This bivalve (double shell) has a long thin slightly curved rectangular shell, which is sometimes found empty on the shore. The two halves, or valves are held together by a strong ligament along one side. When the shell is closed the ends remain open, creating a tube like effect. It is a filter feeder and must remain close to the surface as its siphon is very short. If disturbed, it can rapidly pull itself deeper into sand by extending its strong, muscular foot, which it uses to pull its shell downwards.
|Common Mussel Shell
This bivalve (double shell) mollusc prefers to attach itself to a hard structure. Its shell is slightly oval shaped and it may be blue, black or brown. Inside it is pearly white with a darker blueish-black border. Mussels often live together in huge beds, in areas where there is plenty of water movement. The water carries tiny animals and plants, which the mussel filters out, using its gills. It attaches itself to stones, rocks and to other mussels using strong hair-like byssus threads.
|Common Otter Shell |
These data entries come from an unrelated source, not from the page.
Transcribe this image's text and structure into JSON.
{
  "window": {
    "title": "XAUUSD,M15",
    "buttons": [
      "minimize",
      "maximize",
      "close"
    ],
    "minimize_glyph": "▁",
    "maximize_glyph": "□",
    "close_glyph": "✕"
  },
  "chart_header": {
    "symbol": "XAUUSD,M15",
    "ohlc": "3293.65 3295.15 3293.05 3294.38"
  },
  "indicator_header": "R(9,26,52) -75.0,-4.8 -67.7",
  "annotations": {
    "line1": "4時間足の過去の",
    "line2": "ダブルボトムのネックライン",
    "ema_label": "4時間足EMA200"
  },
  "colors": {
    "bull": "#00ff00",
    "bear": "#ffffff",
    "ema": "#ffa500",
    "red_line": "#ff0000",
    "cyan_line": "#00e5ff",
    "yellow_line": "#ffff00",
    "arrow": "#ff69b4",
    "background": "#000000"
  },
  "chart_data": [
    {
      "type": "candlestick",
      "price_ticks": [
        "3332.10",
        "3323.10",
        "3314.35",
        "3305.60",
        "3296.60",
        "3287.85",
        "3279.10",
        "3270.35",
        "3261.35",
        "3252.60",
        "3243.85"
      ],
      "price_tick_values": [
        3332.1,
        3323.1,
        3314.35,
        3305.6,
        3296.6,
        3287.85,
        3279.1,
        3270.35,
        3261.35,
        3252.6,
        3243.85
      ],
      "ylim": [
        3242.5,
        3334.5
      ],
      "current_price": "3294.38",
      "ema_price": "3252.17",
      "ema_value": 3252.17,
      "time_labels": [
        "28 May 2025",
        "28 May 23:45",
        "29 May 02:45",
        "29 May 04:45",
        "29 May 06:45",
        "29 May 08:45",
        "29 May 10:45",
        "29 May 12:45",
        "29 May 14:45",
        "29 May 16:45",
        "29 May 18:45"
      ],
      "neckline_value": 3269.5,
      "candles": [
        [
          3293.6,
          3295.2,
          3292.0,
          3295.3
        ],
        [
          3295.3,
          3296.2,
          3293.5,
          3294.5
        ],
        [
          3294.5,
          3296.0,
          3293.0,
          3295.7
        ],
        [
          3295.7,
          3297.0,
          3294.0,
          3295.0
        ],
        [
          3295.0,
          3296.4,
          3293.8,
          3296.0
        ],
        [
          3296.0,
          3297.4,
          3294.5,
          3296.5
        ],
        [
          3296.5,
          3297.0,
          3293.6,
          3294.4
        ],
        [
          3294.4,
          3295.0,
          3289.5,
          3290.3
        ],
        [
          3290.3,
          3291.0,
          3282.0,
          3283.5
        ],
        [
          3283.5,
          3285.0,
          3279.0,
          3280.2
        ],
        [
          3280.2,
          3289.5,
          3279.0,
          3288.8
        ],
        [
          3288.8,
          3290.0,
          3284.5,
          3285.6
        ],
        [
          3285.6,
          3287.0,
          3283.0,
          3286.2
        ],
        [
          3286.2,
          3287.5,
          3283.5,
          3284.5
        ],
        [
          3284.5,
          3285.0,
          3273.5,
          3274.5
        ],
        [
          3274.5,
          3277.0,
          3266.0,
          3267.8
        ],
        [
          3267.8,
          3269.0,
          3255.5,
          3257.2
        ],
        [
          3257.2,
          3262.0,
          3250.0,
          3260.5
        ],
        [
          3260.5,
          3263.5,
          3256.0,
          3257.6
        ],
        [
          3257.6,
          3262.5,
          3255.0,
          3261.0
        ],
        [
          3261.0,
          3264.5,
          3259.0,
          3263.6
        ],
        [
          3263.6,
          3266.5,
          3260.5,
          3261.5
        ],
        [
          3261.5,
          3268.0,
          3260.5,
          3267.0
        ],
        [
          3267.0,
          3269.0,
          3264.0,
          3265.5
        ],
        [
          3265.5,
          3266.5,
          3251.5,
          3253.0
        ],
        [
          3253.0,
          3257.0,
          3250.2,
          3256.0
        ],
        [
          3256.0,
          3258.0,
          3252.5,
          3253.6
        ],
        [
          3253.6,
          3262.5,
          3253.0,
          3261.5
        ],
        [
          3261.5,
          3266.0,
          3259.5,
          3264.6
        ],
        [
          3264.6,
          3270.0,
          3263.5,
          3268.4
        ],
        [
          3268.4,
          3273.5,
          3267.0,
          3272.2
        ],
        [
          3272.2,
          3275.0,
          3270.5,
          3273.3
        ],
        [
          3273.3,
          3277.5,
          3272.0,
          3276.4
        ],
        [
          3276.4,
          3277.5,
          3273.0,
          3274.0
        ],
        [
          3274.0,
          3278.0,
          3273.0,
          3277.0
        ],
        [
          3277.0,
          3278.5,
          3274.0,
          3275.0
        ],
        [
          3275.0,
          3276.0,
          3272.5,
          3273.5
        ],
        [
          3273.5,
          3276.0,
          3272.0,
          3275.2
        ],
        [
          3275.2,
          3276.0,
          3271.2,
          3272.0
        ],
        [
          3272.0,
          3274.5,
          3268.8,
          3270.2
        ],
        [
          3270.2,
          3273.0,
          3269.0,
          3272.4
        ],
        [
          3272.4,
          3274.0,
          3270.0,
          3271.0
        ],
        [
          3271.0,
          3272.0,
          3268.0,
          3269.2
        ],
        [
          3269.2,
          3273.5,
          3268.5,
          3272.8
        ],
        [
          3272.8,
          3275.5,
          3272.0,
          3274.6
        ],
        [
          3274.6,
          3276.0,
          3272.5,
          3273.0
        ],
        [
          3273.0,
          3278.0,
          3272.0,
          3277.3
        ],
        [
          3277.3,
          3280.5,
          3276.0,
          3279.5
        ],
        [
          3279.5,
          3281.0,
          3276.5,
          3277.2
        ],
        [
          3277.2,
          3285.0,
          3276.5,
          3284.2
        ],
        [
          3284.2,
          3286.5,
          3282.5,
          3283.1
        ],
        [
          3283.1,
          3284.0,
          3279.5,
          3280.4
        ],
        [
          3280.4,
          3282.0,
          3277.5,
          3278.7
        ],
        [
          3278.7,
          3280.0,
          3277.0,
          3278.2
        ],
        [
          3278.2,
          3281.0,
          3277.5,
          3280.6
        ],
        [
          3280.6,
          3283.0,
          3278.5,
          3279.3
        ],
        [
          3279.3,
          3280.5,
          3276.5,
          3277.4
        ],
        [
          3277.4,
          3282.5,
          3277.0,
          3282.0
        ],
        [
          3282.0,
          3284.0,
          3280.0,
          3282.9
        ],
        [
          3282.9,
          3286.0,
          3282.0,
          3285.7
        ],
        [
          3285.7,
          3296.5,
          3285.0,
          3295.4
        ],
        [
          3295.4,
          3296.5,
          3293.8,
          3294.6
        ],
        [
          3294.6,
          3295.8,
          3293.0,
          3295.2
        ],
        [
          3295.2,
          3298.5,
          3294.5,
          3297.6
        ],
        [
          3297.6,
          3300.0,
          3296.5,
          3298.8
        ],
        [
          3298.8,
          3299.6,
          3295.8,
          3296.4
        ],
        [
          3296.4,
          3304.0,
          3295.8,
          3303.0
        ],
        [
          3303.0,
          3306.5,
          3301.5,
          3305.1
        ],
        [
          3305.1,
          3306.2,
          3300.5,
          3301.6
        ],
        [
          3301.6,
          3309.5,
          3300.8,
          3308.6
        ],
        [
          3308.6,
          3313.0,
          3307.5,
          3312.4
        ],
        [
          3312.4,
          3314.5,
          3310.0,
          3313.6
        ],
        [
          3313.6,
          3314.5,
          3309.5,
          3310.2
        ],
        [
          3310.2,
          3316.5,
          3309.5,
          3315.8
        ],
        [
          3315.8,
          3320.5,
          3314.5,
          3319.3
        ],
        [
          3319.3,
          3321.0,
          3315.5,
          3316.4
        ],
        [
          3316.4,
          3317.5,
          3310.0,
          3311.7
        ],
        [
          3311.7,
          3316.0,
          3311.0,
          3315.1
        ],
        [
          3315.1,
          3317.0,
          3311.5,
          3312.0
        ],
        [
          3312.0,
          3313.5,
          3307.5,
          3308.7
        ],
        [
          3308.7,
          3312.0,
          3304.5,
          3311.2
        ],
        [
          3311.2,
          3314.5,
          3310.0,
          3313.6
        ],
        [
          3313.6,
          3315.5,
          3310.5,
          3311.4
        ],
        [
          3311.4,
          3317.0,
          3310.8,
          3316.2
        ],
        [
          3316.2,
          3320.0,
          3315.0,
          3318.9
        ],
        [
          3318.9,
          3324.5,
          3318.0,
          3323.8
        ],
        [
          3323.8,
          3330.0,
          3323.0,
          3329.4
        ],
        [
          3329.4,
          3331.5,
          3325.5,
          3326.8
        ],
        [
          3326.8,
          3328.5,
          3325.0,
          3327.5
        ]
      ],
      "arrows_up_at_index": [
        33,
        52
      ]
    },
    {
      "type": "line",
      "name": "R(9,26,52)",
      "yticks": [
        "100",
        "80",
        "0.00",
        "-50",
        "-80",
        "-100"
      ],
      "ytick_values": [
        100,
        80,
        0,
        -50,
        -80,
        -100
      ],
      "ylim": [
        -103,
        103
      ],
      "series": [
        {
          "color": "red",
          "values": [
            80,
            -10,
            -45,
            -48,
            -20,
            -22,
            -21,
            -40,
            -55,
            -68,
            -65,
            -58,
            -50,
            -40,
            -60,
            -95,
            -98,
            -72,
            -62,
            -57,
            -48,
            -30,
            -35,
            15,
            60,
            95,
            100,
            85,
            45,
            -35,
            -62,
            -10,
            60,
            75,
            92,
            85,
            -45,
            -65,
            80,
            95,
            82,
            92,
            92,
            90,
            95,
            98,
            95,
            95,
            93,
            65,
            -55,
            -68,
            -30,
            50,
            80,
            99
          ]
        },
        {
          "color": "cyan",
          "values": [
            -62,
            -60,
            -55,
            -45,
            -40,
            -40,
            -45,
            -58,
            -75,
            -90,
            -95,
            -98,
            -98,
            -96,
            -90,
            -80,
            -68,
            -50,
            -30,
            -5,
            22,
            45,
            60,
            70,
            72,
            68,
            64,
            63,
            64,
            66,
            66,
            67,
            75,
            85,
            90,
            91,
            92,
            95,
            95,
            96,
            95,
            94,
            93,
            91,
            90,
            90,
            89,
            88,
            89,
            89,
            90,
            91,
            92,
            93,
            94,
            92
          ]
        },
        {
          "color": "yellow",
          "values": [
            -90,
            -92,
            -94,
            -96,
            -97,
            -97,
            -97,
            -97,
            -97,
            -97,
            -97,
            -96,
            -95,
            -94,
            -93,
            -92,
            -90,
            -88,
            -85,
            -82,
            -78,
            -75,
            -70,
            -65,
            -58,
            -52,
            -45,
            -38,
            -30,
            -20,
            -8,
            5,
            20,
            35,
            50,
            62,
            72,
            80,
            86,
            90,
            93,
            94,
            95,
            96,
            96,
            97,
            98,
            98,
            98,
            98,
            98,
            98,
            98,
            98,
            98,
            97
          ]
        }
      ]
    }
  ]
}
The common otter shell is a bivalve and it is difficult to find alive, as it usually burrows 20-23cm into the sand or mud on the extreme lower shore. It is commonly found washed up on sandy and muddy beaches. Its smooth oval-shaped shell is made up of two slightly cupped valves, joined by a hinge-like ligament. It can grow to 12cm in width and is yellowish-white, often with a brownish horny covering. It has a long siphon that it uses to reach the surface, to draw in food.
|The Mermaid's Purse |
This is the egg case laid by the dogfish in deeper waters. It has long twisted tendrils on each corner which are used to attach the egg case to seaweed and other floating structures. It is light brown and almost see-through. The egg case is usually only seen when it is washed up on the shore, and then it is dry and hard. It is normally empty, as the young fish will have hatched by the time the case is washed ashore.
|Marsh Orchid |
This is very common on marshy grassland and wet heathland. The flowers are unmistakable with bright crimson petals and darker red markings of lines, loops and spots conspicuous on the lip. They have pointed leaves with hooded tips, unspotted. It generally blooms in June or July.
|Fragrant Evening Primrose |
This is a tall willowy yellow flowered herb growing abundantly around the Curracloe/Ballinesker area. The Primrose part of the name refers to the yellow colour, which is yellow when they are young, as they age and fade they turn orange and rose-red. The evening part of the name refers to the fact that they don't fully open until evening time. The fragrant scent fills the evening air. The plant is native to Chile and it was introduced to Ireland as a garden flower. It escaped into the wild from gardens and naturalised itself in Curracloe. The plant flowers from June to September.
|Sea Holly |
This plant has blue-green "holly"-like leaves and blue flowers that appear from May to July. The plant grows by the sea and is found all around the Wexford coast.
|Sea Bindweed |
This creeps over sand dunes around the Irish coast. Up to 5cm across, its funnel shaped pink flowers appear from June to September. Its stems are often buried in the sand and its long white runners help to bind the sand.